## Task brief
Only the lines holding "JSON" are wanted. Copy every one from the records below.
══ Given data
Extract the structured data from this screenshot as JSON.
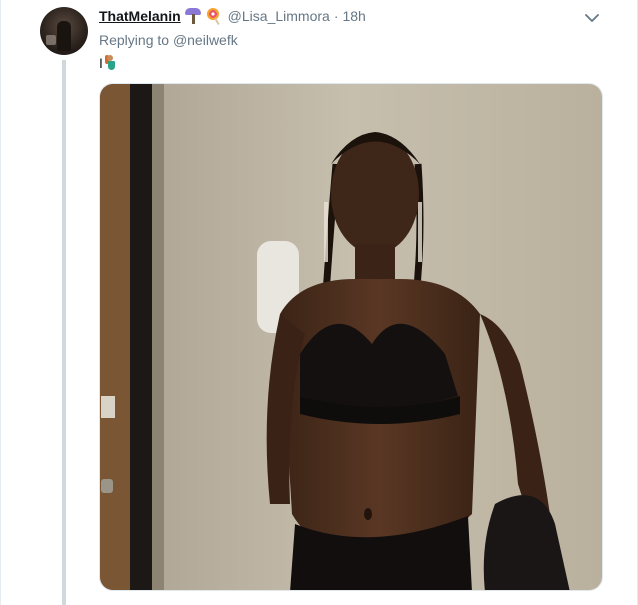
{
  "tweet": {
    "display_name": "ThatMelanin",
    "handle": "@Lisa_Limmora",
    "separator": "·",
    "time": "18h",
    "replying_prefix": "Replying to",
    "replying_to": "@neilwefk",
    "text": "I",
    "emojis": {
      "name_badge_1": "tree-emoji-icon",
      "name_badge_2": "lollipop-emoji-icon",
      "text_emoji": "mermaid-emoji-icon"
    }
  },
  "colors": {
    "primary_text": "#14171a",
    "secondary_text": "#657786",
    "thread_line": "#cfd9de",
    "border": "#e6ecf0"
  },
  "icons": {
    "menu": "chevron-down-icon",
    "avatar": "avatar-image"
  }
}
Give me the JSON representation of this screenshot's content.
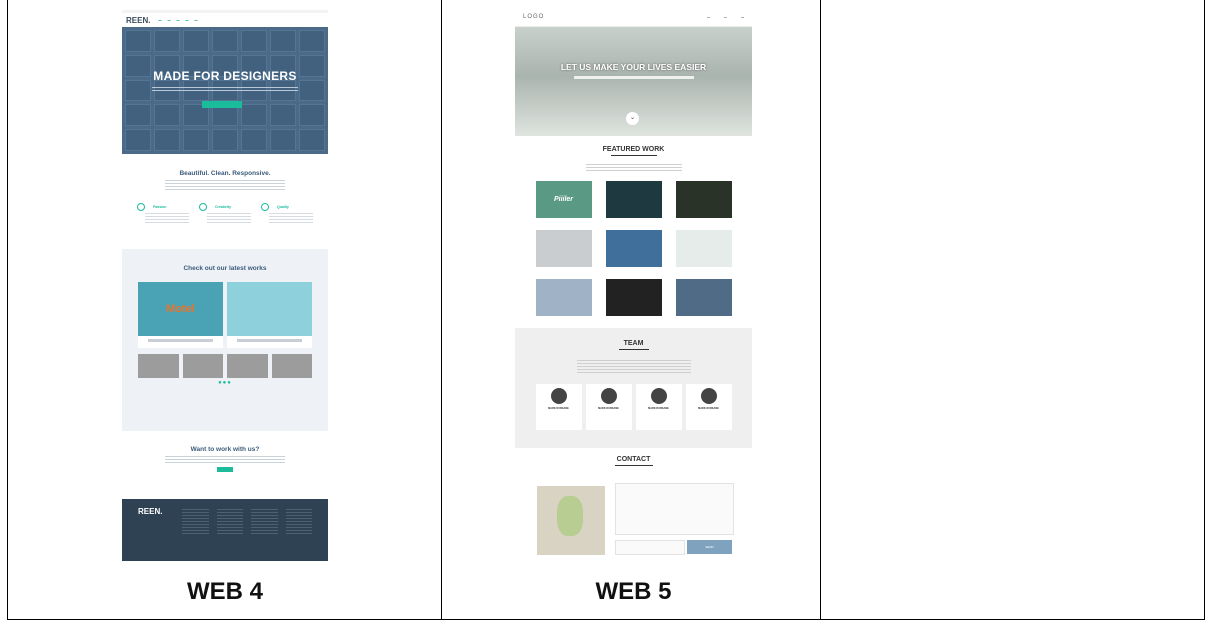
{
  "captions": {
    "web4": "WEB 4",
    "web5": "WEB 5"
  },
  "web4": {
    "logo": "REEN.",
    "hero_title": "MADE FOR DESIGNERS",
    "section_title": "Beautiful. Clean. Responsive.",
    "features": [
      "Passion",
      "Creativity",
      "Quality"
    ],
    "works_title": "Check out our latest works",
    "card_art": "Motel",
    "cta_title": "Want to work with us?",
    "footer_logo": "REEN.",
    "accent": "#1abc9c"
  },
  "web5": {
    "logo": "LOGO",
    "hero_title": "LET US MAKE YOUR LIVES EASIER",
    "featured_title": "FEATURED WORK",
    "portfolio_label": "Piiiler",
    "team_title": "TEAM",
    "member_name": "MARK DURKANE",
    "contact_title": "CONTACT",
    "send_label": "SEND"
  }
}
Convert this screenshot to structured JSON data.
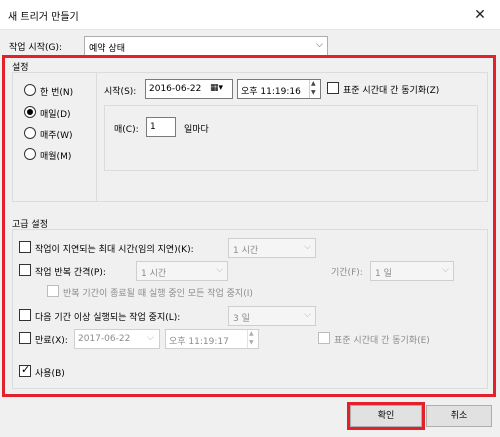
{
  "window": {
    "title": "새 트리거 만들기",
    "close_glyph": "✕"
  },
  "begin_task": {
    "label": "작업 시작(G):",
    "value": "예약 상태"
  },
  "settings": {
    "title": "설정",
    "radios": [
      {
        "label": "한 번(N)",
        "selected": false
      },
      {
        "label": "매일(D)",
        "selected": true
      },
      {
        "label": "매주(W)",
        "selected": false
      },
      {
        "label": "매월(M)",
        "selected": false
      }
    ],
    "start_label": "시작(S):",
    "start_date": "2016-06-22",
    "start_time": "오후 11:19:16",
    "sync_label": "표준 시간대 간 동기화(Z)",
    "recur_label": "매(C):",
    "recur_value": "1",
    "recur_unit": "일마다"
  },
  "advanced": {
    "title": "고급 설정",
    "delay_label": "작업이 지연되는 최대 시간(임의 지연)(K):",
    "delay_value": "1 시간",
    "repeat_label": "작업 반복 간격(P):",
    "repeat_value": "1 시간",
    "duration_label": "기간(F):",
    "duration_value": "1 일",
    "stop_all_label": "반복 기간이 종료될 때 실행 중인 모든 작업 중지(I)",
    "stop_label": "다음 기간 이상 실행되는 작업 중지(L):",
    "stop_value": "3 일",
    "expire_label": "만료(X):",
    "expire_date": "2017-06-22",
    "expire_time": "오후 11:19:17",
    "expire_sync_label": "표준 시간대 간 동기화(E)",
    "enabled_label": "사용(B)",
    "enabled_checked": true
  },
  "buttons": {
    "ok": "확인",
    "cancel": "취소"
  },
  "colors": {
    "highlight": "#e3212b"
  }
}
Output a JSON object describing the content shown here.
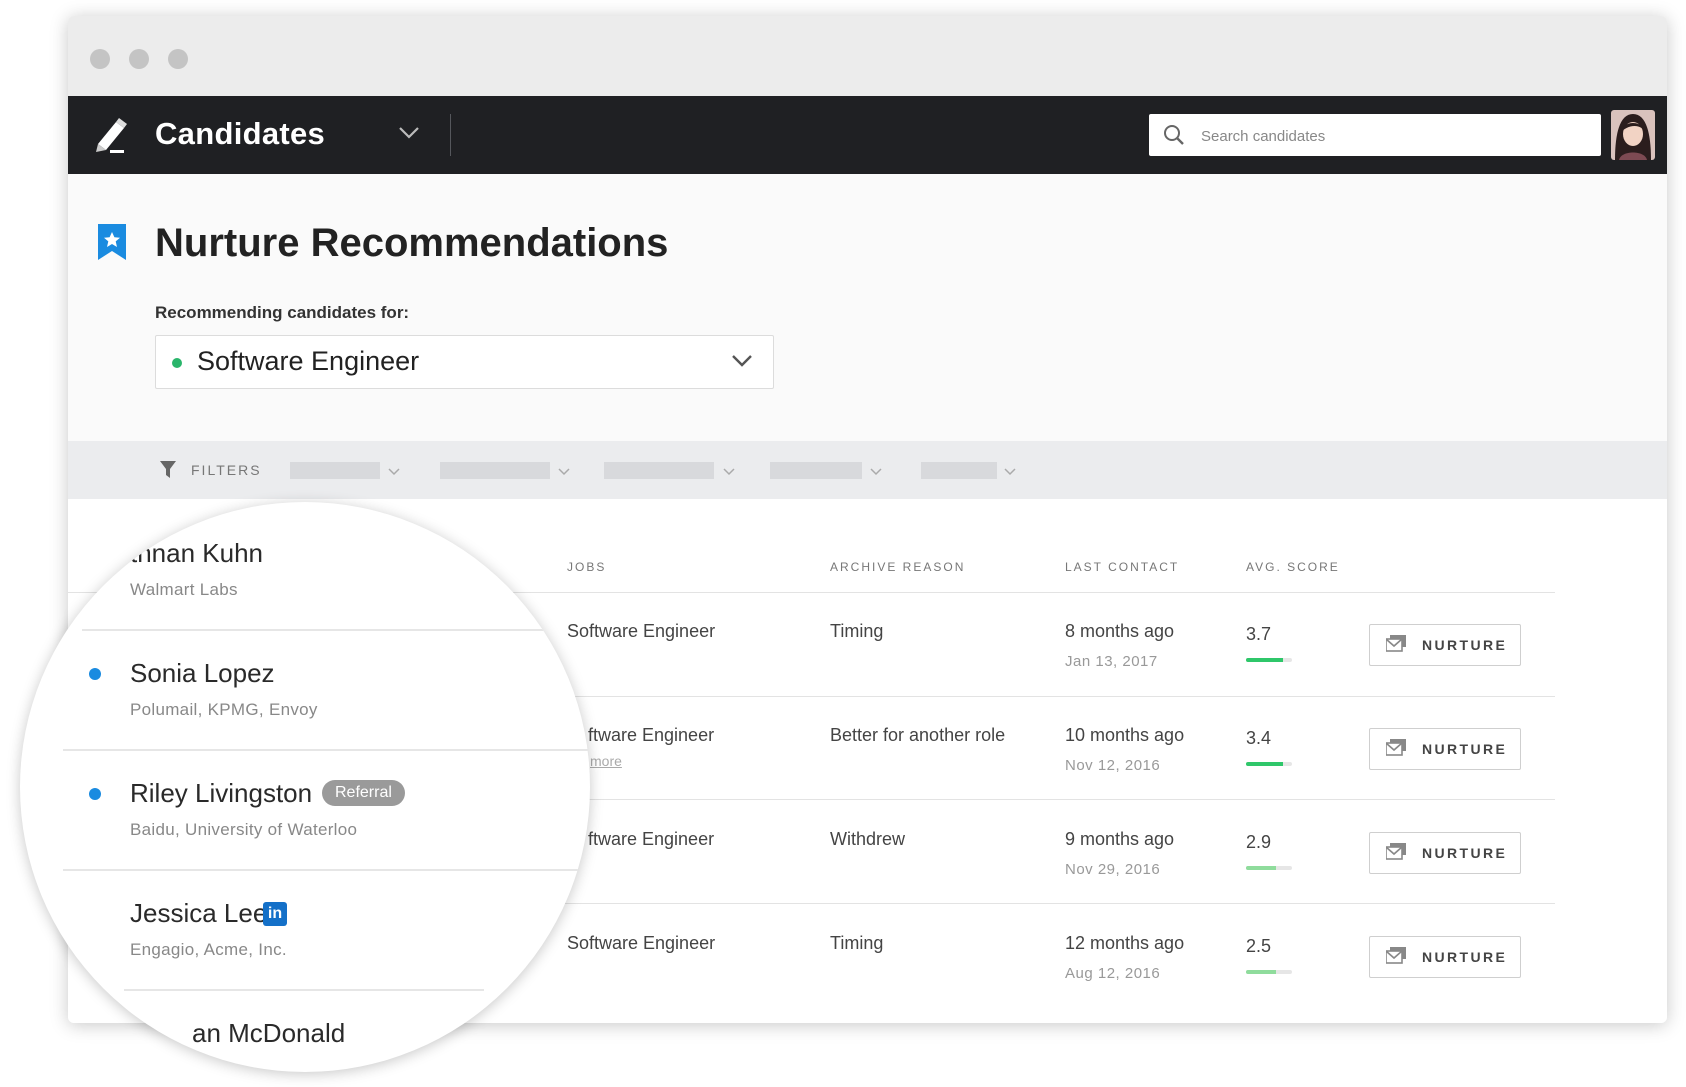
{
  "header": {
    "app_title": "Candidates",
    "search_placeholder": "Search candidates"
  },
  "page": {
    "title": "Nurture Recommendations",
    "recommending_label": "Recommending candidates for:",
    "selected_job": "Software Engineer"
  },
  "filters": {
    "label": "FILTERS"
  },
  "table": {
    "columns": [
      "JOBS",
      "ARCHIVE REASON",
      "LAST CONTACT",
      "AVG. SCORE"
    ],
    "rows": [
      {
        "job": "Software Engineer",
        "more": "",
        "archive_reason": "Timing",
        "last_contact": "8 months ago",
        "contact_date": "Jan 13, 2017",
        "score": "3.7",
        "score_fraction": 0.8
      },
      {
        "job": "ftware Engineer",
        "more": "more",
        "archive_reason": "Better for another role",
        "last_contact": "10 months ago",
        "contact_date": "Nov 12, 2016",
        "score": "3.4",
        "score_fraction": 0.8
      },
      {
        "job": "ftware Engineer",
        "more": "",
        "archive_reason": "Withdrew",
        "last_contact": "9 months ago",
        "contact_date": "Nov 29, 2016",
        "score": "2.9",
        "score_fraction": 0.65
      },
      {
        "job": "Software Engineer",
        "more": "",
        "archive_reason": "Timing",
        "last_contact": "12 months ago",
        "contact_date": "Aug 12, 2016",
        "score": "2.5",
        "score_fraction": 0.65
      }
    ],
    "nurture_label": "NURTURE"
  },
  "magnifier": {
    "candidates": [
      {
        "name": "thnan Kuhn",
        "company": "Walmart Labs",
        "new": false,
        "badge": ""
      },
      {
        "name": "Sonia Lopez",
        "company": "Polumail, KPMG, Envoy",
        "new": true,
        "badge": ""
      },
      {
        "name": "Riley Livingston",
        "company": "Baidu, University of Waterloo",
        "new": true,
        "badge": "Referral"
      },
      {
        "name": "Jessica Lee",
        "company": "Engagio, Acme, Inc.",
        "new": false,
        "badge": "in"
      },
      {
        "name": "an McDonald",
        "company": "",
        "new": false,
        "badge": ""
      }
    ]
  },
  "colors": {
    "navbar": "#1f2023",
    "accent_blue": "#1a8be0",
    "status_green": "#2ab56b",
    "score_green": "#2fc76a",
    "linkedin_blue": "#1470c8"
  },
  "icons": [
    "pen-logo-icon",
    "chevron-down-icon",
    "search-icon",
    "bookmark-star-icon",
    "funnel-icon",
    "envelope-icon",
    "linkedin-icon"
  ]
}
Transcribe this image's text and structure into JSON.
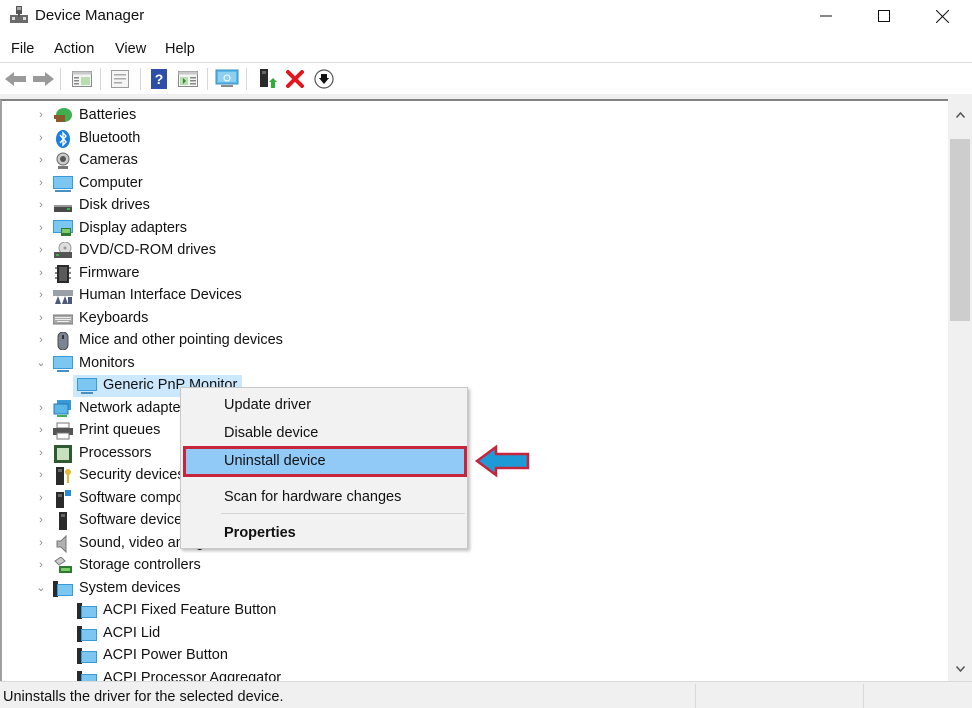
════
## Exercise solution
Extract the structured data from this screenshot as JSON.
Give me the JSON representation of this screenshot's content.
Convert this screenshot to structured JSON data.
Output a JSON object describing the content shown here.
Transcribe this image's text and structure into JSON.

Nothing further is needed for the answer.